Monday, March 14, 2011

Addendum: Your Theatre's "Why"

Last week, I wrote a series of posts addressed to a theatre major getting ready to graduate about "finding your why." Let me take a moment to state the obvious: finding your "why" is critical not only to you personally, but to your theatre as well.

Simon Sinek, in the video I have linked to several times, tells us that "people don't buy what you do, they buy why you do it," and that you don't want to sell to everyone who wants to buy your product, but to those who "believe what you believe." In other words, you don't want to sell your productions as just another commodity, but rather create what Seth Godin would call a "tribe" that is committed to the type of work that you find valuable.

If you look at all the mission statements for theatres across this US, what you will find most of the time are bland generalities that basically boils down to "we do theatre," which is a what. If the "why" of your theatre is "so I can promote my career," there is nothing there for the potential audience to buy into, no reason for them to be loyal, or to follow the development of your work. People don't buy what you do, they buy why you do it.

Many of the large regional institutions started out with a very strong "why," which came out of the passionate beliefs of the founders. But it is when leadership is passed from the founder to the next generation that mission "slip," as Sinek calls it in the chapter of "Start With Why" called "Slip Happens," is most likely to occur. The board goes out looking for a new leader, and finds somebody who is dynamic and charismatic, but who has an entirely different idea for the organization. And that's fine, as long as the organization completely changes direction. But it rarely does, because the Board also wants to hold onto the already-existing audience, all of whom bought the "why" of the founder. The result often ends up being a "fuzzy why," and slowly the audience will drift away, because they instinctively will sense that something has changed -- they no longer know "who you are."

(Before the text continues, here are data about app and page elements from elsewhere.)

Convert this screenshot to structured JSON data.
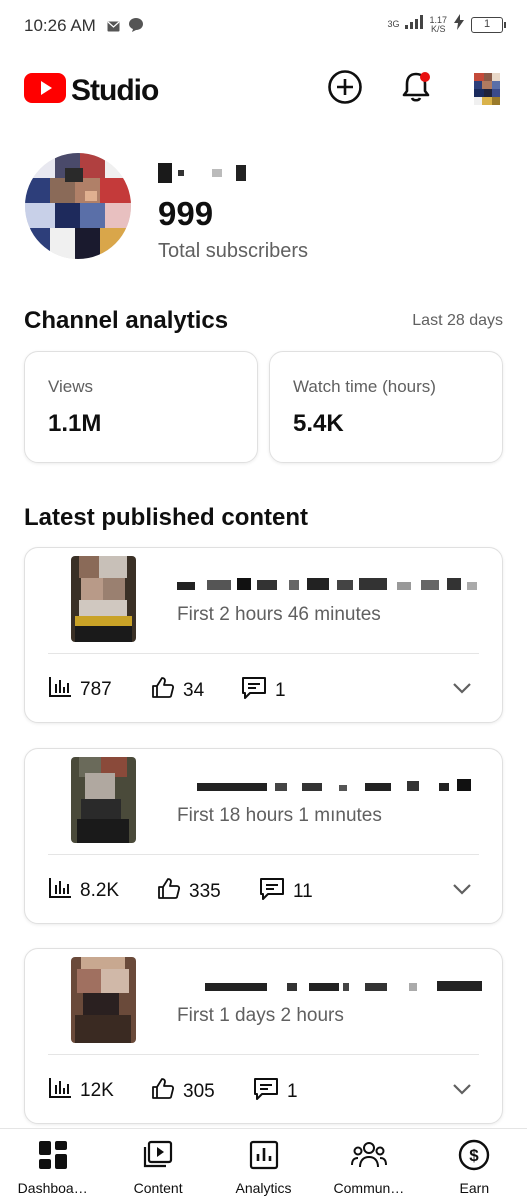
{
  "status_bar": {
    "time": "10:26 AM",
    "network": "3G",
    "speed_value": "1.17",
    "speed_unit": "K/S",
    "battery": "1",
    "icons": [
      "mail-icon",
      "chat-bubble-icon",
      "signal-icon",
      "charging-icon",
      "battery-icon"
    ]
  },
  "header": {
    "logo_text": "Studio",
    "brand_color": "#ff0000",
    "icons": [
      "create-icon",
      "notifications-icon",
      "account-avatar"
    ]
  },
  "channel": {
    "subscribers": "999",
    "subscribers_label": "Total subscribers"
  },
  "analytics": {
    "title": "Channel analytics",
    "period": "Last 28 days",
    "cards": [
      {
        "label": "Views",
        "value": "1.1M"
      },
      {
        "label": "Watch time (hours)",
        "value": "5.4K"
      }
    ]
  },
  "latest": {
    "title": "Latest published content",
    "items": [
      {
        "meta": "First 2 hours 46 minutes",
        "views": "787",
        "likes": "34",
        "comments": "1"
      },
      {
        "meta": "First 18 hours 1 mınutes",
        "views": "8.2K",
        "likes": "335",
        "comments": "11"
      },
      {
        "meta": "First 1 days 2 hours",
        "views": "12K",
        "likes": "305",
        "comments": "1"
      }
    ]
  },
  "nav": {
    "items": [
      {
        "label": "Dashboa…",
        "icon": "dashboard-icon"
      },
      {
        "label": "Content",
        "icon": "content-icon"
      },
      {
        "label": "Analytics",
        "icon": "analytics-icon"
      },
      {
        "label": "Commun…",
        "icon": "community-icon"
      },
      {
        "label": "Earn",
        "icon": "earn-icon"
      }
    ]
  }
}
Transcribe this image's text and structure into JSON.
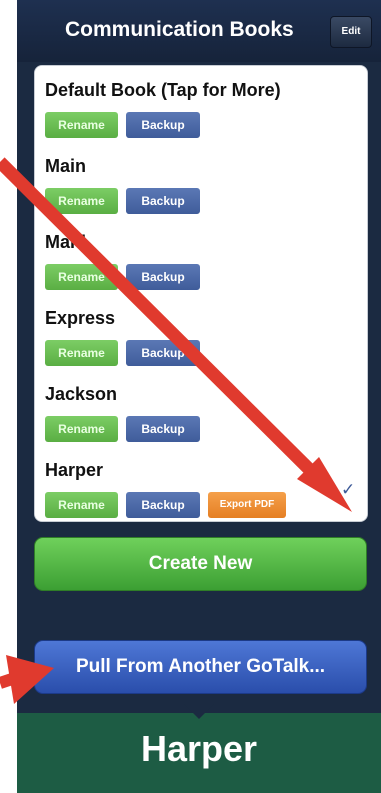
{
  "header": {
    "title": "Communication Books",
    "edit_label": "Edit"
  },
  "books": [
    {
      "name": "Default Book (Tap for More)",
      "rename_label": "Rename",
      "backup_label": "Backup"
    },
    {
      "name": "Main",
      "rename_label": "Rename",
      "backup_label": "Backup"
    },
    {
      "name": "Maid",
      "rename_label": "Rename",
      "backup_label": "Backup"
    },
    {
      "name": "Express",
      "rename_label": "Rename",
      "backup_label": "Backup"
    },
    {
      "name": "Jackson",
      "rename_label": "Rename",
      "backup_label": "Backup"
    },
    {
      "name": "Harper",
      "rename_label": "Rename",
      "backup_label": "Backup",
      "export_label": "Export PDF",
      "selected_mark": "✓"
    }
  ],
  "actions": {
    "create_label": "Create New",
    "pull_label": "Pull From Another GoTalk..."
  },
  "footer": {
    "title": "Harper"
  },
  "colors": {
    "rename": "#6cc257",
    "backup": "#4a68a8",
    "export": "#ee8f35",
    "arrow": "#e03a2e"
  }
}
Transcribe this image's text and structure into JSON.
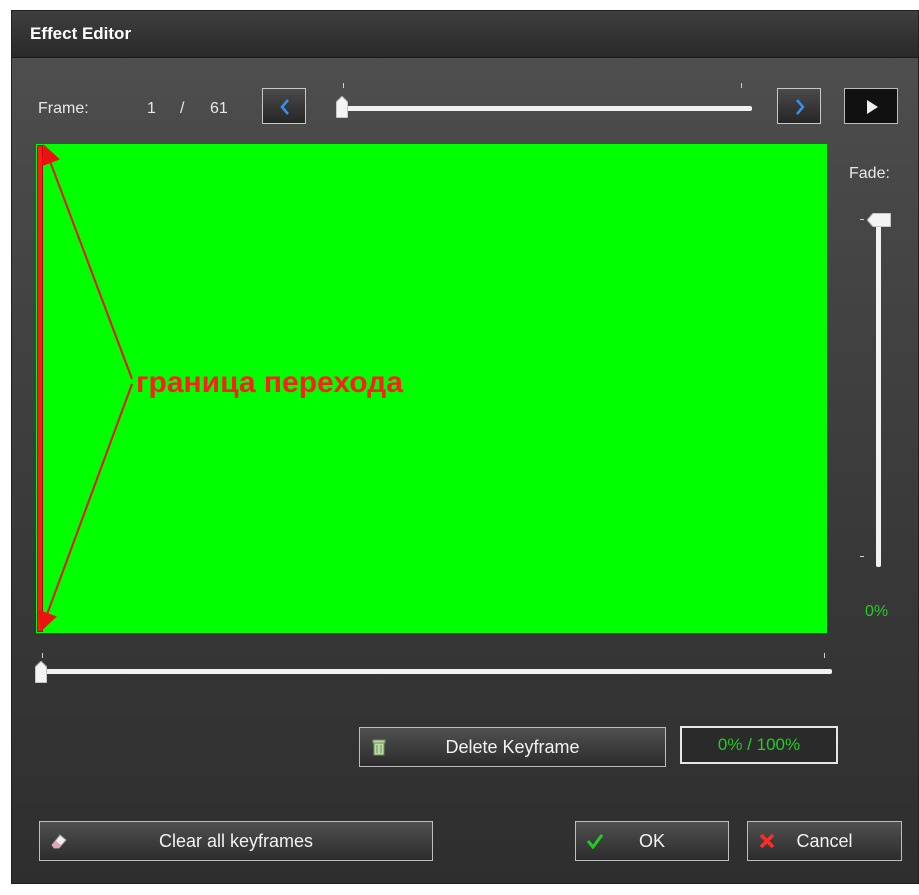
{
  "window": {
    "title": "Effect Editor"
  },
  "frame": {
    "label": "Frame:",
    "current": "1",
    "separator": "/",
    "total": "61",
    "prev_icon": "chevron-left-icon",
    "next_icon": "chevron-right-icon",
    "play_icon": "play-icon",
    "slider_position_fraction": 0.0
  },
  "preview": {
    "background_color": "#00ff00",
    "annotation_text": "граница перехода",
    "annotation_color": "#ff1e1e"
  },
  "timeline": {
    "position_fraction": 0.0
  },
  "fade": {
    "label": "Fade:",
    "value": "0%",
    "position_fraction": 1.0
  },
  "keyframe": {
    "delete_label": "Delete Keyframe",
    "delete_icon": "trash-icon",
    "percent_display": "0% / 100%"
  },
  "footer": {
    "clear_label": "Clear all keyframes",
    "clear_icon": "eraser-icon",
    "ok_label": "OK",
    "ok_icon": "checkmark-icon",
    "cancel_label": "Cancel",
    "cancel_icon": "x-icon"
  },
  "colors": {
    "accent_green": "#22cc22",
    "nav_arrow_blue": "#3a8ef0",
    "cancel_red": "#ff2a2a"
  }
}
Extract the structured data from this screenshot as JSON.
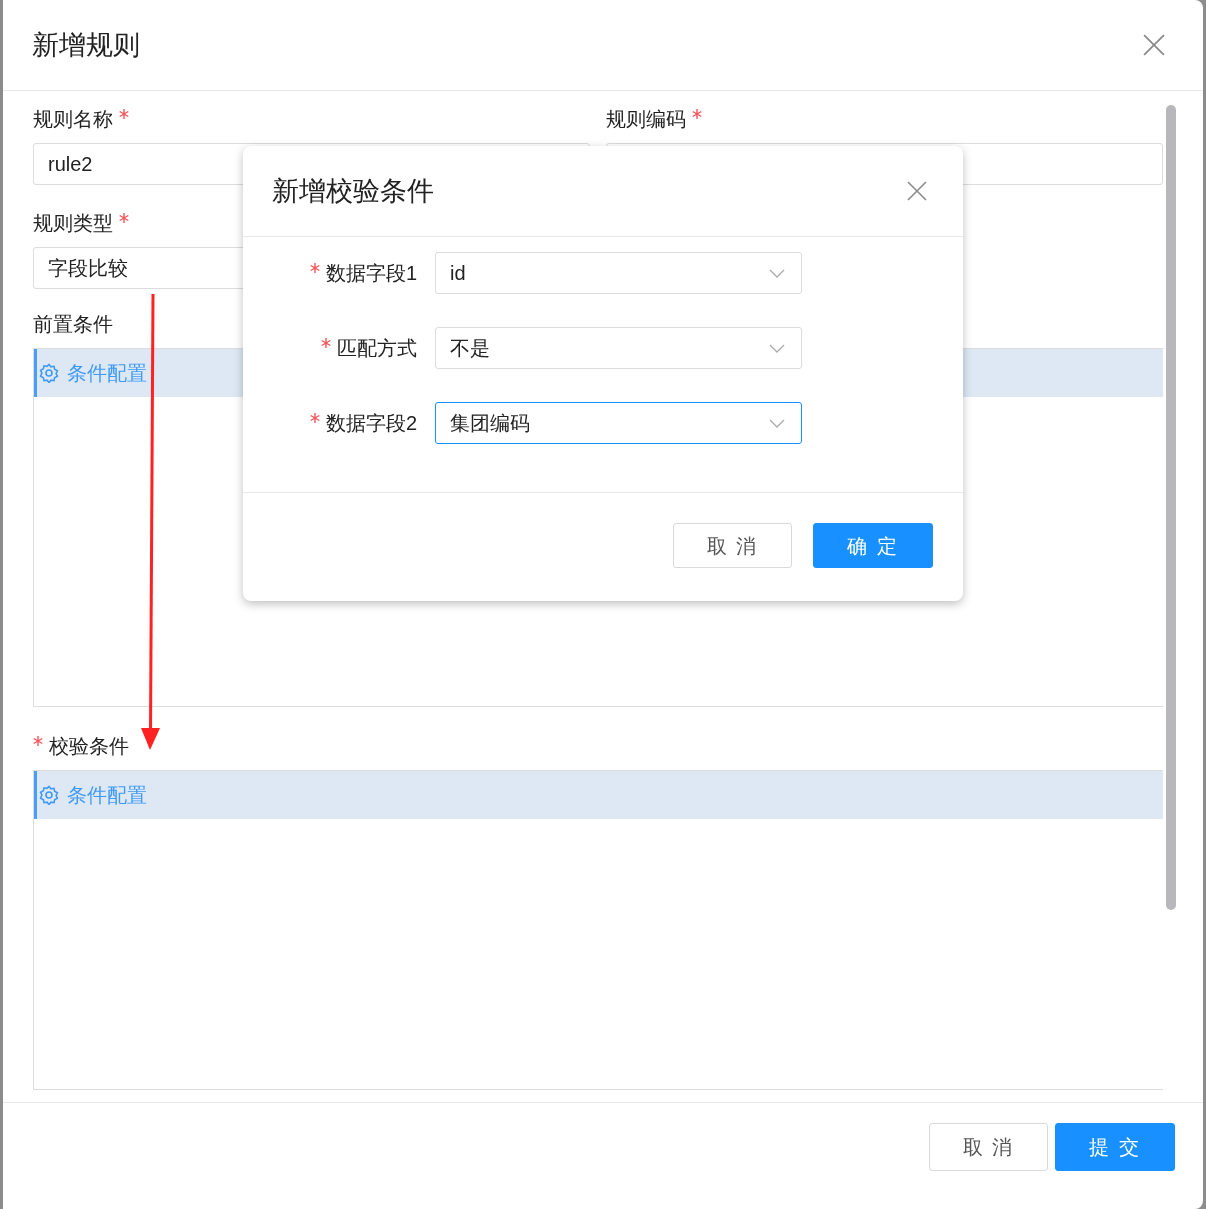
{
  "dialog": {
    "title": "新增规则",
    "fields": [
      {
        "label": "规则名称",
        "required": true,
        "value": "rule2"
      },
      {
        "label": "规则编码",
        "required": true
      },
      {
        "label": "规则类型",
        "required": true,
        "value": "字段比较"
      }
    ],
    "sections": [
      {
        "label": "前置条件",
        "required": false,
        "link": "条件配置"
      },
      {
        "label": "校验条件",
        "required": true,
        "link": "条件配置"
      }
    ],
    "buttons": [
      {
        "label": "取 消",
        "kind": "default"
      },
      {
        "label": "提 交",
        "kind": "primary"
      }
    ]
  },
  "inner_dialog": {
    "title": "新增校验条件",
    "fields": [
      {
        "label": "数据字段1",
        "required": true,
        "value": "id",
        "focused": false
      },
      {
        "label": "匹配方式",
        "required": true,
        "value": "不是",
        "focused": false
      },
      {
        "label": "数据字段2",
        "required": true,
        "value": "集团编码",
        "focused": true
      }
    ],
    "buttons": [
      {
        "label": "取 消",
        "kind": "default"
      },
      {
        "label": "确 定",
        "kind": "primary"
      }
    ]
  }
}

So develop a clear, dynamic "why for your theatre, one that everyone is on board with. If the only way to get agreement is to create a "why" that is bland and general, so that it covers all the bases at once, then you have problem that may only be solved by getting rid of those who don't share the vision. Jim Collins says that an important part of going from "good to great" is to get the right people on the bus. The first step to doing that is to make sure the bus is clearly labeled with a destination, and that everybody on the bus wants to go there.


Dani L. said...

I have loved this whole series. Thank you so much for sharing your advice and contributing such great ideas to the conversation.

I'd already been working to apply the Big Why to my theater group, and reading this post just made it that much more helpful.

Thank you!

-A Former Theater Major

Dave Charest said...

Scott, I haven't followed your series. But I have seen Sinek's Ted talk. It's absolutely amazing.

This post is right on the money.

Thank you!

Moe said...

I'm going to have to disagree. The "Why" is only useful as long as it leads to an excellent "what." I don't know the mission statement of the theaters I frequent: I go because they put on great shows. Conversely, I've seen many, many inspired, hopeful and driven performance groups churn out total crap in the name of Saving the Planet or Inspiring Awe or Preserving the Work of Dead Playwrights. Intention is no substitution for craft.

Carly said...

I can tell you my why for the theatre company I hope to start one day (like every other theatre person in the world, I want to start one too.): to enhance literacy through unconventional means; to inspire a love of learning; to teach young people to be self-sufficient humans by providing them with responsibility, encouragement, and the tools to be thinkers and creative problem-solvers; to provide a space for the exploration of literature; to create a safe space for risk-taking and self-discovery. That's a monumental task, but I hope to accomplish each slowly and with delight.

Scott Walters said...

Moe -- It isn't that your "what" is unimportant, but that it needs to be an outgrowth of your "why." The audience may or may not know your "why," but they sense it nonetheless. It is what creates subscribers rather than single ticket buyers, followers rather than consumers.